## Problem details
Report every line below that holds the word "JSON".
Records for the task Block Start
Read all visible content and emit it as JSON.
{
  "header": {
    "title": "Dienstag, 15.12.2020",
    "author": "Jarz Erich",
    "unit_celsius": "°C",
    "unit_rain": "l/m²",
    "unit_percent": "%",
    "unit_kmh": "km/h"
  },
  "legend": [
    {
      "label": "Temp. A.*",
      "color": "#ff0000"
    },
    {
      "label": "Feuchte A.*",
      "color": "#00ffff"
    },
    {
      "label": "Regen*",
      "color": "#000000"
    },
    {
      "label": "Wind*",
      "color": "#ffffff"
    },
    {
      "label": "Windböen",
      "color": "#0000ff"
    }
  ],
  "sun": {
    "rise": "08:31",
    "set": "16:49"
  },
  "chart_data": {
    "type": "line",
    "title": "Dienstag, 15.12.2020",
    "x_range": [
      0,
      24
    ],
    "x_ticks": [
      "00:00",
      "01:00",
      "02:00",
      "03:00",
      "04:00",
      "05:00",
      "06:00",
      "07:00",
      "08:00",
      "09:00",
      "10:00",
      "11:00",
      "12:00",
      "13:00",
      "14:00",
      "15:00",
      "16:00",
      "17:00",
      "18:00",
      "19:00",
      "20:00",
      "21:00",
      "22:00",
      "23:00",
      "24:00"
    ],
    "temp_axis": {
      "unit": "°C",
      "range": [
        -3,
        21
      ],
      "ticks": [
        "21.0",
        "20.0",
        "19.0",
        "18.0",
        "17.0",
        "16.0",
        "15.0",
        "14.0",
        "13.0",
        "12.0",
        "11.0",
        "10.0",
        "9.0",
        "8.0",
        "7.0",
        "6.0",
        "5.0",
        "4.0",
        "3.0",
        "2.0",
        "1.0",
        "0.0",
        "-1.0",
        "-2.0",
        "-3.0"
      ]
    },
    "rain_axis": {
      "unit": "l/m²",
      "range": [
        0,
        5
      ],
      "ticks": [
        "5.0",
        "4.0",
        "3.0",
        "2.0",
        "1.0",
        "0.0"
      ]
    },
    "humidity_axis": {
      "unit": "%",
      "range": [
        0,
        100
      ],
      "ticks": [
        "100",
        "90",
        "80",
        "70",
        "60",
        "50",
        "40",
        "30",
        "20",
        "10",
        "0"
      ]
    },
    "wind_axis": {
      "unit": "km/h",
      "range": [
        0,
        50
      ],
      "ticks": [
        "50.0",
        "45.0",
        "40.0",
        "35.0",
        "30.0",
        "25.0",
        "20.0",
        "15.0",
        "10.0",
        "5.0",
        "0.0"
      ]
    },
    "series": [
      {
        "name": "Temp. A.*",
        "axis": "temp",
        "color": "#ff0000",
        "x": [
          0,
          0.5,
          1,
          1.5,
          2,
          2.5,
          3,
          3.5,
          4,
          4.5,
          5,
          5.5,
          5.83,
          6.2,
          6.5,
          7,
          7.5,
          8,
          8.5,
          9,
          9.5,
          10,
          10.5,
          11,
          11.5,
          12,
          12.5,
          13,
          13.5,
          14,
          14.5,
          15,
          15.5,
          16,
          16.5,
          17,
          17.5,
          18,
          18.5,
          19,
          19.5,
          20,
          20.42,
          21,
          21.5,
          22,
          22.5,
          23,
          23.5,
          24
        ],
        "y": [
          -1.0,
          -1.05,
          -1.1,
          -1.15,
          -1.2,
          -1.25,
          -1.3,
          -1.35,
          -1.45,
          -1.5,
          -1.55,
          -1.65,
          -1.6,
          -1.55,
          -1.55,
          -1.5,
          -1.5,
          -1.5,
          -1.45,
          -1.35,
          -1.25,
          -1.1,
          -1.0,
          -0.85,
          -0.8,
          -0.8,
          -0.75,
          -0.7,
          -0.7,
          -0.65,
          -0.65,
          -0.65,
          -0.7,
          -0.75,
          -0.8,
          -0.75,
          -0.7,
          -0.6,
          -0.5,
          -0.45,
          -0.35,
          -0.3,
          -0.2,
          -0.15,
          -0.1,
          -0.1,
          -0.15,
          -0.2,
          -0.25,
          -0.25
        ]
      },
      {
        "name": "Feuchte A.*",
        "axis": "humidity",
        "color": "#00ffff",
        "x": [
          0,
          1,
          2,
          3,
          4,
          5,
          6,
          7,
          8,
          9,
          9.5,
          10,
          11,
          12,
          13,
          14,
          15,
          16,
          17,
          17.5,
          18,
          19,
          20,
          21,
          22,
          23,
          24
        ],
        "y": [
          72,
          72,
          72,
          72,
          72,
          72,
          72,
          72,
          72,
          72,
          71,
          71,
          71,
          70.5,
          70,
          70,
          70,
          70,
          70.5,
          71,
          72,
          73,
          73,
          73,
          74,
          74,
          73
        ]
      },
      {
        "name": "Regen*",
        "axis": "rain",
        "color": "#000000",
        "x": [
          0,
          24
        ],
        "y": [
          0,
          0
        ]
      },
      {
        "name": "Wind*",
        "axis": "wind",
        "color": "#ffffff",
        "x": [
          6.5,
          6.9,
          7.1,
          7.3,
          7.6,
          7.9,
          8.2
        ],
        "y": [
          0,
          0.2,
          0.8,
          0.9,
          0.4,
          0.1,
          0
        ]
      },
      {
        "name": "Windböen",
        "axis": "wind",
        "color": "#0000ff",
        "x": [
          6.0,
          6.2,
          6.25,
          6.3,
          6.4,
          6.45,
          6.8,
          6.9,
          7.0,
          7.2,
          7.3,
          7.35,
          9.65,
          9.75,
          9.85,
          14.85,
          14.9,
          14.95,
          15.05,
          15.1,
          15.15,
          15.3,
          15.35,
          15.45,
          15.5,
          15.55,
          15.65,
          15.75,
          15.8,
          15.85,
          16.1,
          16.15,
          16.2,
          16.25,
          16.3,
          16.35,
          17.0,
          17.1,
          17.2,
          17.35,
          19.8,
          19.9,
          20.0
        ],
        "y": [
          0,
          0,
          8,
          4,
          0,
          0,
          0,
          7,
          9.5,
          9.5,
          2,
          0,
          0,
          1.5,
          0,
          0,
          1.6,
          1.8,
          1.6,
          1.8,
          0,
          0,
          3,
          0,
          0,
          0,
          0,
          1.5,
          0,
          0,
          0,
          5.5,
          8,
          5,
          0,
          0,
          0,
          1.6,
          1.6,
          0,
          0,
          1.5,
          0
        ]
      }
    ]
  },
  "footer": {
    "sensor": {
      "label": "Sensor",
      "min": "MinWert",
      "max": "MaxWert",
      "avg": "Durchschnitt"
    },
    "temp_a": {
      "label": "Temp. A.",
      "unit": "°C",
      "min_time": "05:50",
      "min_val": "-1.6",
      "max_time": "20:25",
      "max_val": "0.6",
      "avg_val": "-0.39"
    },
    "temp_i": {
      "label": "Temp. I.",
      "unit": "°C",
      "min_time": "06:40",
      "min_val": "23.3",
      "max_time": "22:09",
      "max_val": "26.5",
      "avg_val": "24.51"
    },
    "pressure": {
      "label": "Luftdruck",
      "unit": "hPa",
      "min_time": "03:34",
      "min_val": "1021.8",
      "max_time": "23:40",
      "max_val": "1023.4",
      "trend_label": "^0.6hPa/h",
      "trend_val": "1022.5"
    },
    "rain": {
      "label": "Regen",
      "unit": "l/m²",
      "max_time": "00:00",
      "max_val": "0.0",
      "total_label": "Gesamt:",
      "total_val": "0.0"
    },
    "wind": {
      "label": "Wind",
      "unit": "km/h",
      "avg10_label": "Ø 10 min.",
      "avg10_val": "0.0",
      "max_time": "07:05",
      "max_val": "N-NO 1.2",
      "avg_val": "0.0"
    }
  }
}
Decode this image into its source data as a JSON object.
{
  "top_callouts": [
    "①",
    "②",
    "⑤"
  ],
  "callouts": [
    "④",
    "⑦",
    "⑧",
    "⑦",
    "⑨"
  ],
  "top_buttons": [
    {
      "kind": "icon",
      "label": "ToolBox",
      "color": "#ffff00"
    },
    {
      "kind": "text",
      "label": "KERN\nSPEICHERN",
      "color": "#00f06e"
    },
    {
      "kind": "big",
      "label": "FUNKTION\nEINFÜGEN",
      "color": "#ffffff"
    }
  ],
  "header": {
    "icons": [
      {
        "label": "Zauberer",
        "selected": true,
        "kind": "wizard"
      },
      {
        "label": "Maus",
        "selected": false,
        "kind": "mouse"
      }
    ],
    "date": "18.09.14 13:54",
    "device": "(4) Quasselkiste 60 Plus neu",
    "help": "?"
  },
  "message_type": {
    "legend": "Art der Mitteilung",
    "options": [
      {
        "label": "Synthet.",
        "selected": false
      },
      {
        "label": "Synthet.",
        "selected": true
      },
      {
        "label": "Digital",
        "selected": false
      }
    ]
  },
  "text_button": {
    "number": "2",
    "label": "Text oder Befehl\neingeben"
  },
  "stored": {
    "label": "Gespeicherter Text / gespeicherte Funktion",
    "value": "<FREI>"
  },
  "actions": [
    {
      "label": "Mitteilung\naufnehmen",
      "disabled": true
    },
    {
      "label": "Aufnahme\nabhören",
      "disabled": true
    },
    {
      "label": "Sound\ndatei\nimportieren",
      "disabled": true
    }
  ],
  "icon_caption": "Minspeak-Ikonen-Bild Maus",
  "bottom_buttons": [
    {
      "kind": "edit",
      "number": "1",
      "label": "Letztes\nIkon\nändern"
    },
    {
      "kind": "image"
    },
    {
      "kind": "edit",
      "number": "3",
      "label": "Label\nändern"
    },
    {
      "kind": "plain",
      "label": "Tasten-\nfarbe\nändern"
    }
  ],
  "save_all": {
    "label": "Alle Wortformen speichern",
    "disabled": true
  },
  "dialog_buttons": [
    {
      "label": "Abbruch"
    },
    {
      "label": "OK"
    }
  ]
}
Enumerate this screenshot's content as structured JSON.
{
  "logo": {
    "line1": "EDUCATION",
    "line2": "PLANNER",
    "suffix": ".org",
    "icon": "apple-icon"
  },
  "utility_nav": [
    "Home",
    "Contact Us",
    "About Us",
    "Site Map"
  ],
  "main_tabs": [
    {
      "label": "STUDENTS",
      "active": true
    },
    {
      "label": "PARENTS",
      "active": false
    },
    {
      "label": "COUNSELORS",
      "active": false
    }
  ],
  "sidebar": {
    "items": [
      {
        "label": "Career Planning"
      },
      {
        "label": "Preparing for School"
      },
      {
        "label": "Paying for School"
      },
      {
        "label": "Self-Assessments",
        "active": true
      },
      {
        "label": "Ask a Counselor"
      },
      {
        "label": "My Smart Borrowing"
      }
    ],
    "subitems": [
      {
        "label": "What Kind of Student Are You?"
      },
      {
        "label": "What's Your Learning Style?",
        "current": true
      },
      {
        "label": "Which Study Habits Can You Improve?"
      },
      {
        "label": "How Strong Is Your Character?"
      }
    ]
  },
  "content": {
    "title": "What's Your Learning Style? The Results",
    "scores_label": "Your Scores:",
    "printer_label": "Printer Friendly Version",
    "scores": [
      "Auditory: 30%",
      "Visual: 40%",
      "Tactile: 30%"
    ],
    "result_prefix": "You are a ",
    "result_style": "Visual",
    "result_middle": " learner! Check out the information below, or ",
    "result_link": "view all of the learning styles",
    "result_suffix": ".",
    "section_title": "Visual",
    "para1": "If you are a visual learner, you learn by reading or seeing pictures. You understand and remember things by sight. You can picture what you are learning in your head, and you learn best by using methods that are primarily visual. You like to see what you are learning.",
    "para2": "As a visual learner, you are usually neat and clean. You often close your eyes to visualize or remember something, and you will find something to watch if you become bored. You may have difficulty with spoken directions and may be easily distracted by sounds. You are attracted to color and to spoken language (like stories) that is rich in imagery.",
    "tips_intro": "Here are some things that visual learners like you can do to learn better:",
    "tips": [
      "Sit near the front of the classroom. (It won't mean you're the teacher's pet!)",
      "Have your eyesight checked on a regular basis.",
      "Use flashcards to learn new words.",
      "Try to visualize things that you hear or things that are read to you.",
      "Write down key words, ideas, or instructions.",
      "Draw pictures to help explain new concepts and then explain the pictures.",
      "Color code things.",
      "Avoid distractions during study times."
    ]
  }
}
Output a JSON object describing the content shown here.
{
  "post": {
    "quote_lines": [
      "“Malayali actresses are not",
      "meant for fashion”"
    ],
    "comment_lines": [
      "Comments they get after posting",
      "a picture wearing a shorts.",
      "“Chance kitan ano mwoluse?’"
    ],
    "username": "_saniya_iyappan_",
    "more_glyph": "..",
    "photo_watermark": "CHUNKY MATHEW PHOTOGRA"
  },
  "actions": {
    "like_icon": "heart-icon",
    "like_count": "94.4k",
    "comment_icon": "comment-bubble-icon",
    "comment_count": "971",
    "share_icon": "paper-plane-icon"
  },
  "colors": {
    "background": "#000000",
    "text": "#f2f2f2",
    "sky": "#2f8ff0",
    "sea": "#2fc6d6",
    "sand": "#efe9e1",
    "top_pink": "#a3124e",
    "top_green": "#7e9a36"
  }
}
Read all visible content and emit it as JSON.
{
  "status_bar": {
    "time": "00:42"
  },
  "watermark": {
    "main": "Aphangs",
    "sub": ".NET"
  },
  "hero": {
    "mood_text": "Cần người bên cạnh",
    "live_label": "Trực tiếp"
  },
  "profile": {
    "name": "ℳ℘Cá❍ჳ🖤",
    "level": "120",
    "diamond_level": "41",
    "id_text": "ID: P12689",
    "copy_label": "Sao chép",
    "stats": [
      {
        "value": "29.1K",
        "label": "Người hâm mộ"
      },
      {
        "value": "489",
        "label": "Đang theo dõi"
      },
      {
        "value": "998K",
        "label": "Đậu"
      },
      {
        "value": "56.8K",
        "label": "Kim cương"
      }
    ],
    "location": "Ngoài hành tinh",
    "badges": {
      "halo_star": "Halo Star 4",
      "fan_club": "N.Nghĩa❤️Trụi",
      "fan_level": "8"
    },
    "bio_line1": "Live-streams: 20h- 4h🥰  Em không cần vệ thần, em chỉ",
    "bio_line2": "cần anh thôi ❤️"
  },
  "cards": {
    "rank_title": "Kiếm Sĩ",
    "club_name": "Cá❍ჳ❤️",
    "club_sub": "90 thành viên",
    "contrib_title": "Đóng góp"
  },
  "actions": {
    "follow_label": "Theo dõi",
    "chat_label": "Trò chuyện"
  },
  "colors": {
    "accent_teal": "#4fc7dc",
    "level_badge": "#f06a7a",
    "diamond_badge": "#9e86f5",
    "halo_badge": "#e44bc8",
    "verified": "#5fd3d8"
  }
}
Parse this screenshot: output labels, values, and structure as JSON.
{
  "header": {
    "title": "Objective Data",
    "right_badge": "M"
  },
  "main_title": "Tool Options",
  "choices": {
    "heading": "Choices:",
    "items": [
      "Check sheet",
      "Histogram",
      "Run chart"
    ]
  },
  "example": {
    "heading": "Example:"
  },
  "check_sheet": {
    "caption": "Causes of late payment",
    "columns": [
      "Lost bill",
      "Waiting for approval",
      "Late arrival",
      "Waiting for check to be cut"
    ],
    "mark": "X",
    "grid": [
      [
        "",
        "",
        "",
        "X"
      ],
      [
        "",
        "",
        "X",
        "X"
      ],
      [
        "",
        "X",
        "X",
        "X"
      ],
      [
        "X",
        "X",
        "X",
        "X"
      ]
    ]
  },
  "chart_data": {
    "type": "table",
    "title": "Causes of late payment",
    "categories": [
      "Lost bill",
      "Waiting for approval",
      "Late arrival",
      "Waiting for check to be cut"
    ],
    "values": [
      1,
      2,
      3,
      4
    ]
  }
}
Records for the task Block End
## Result of the task
Read all visible content and emit it as JSON.
Decode this image into its source data as a JSON object.
Enumerate this screenshot's content as structured JSON.
Output a JSON object describing the content shown here.
Read all visible content and emit it as JSON.
Parse this screenshot: output labels, values, and structure as JSON.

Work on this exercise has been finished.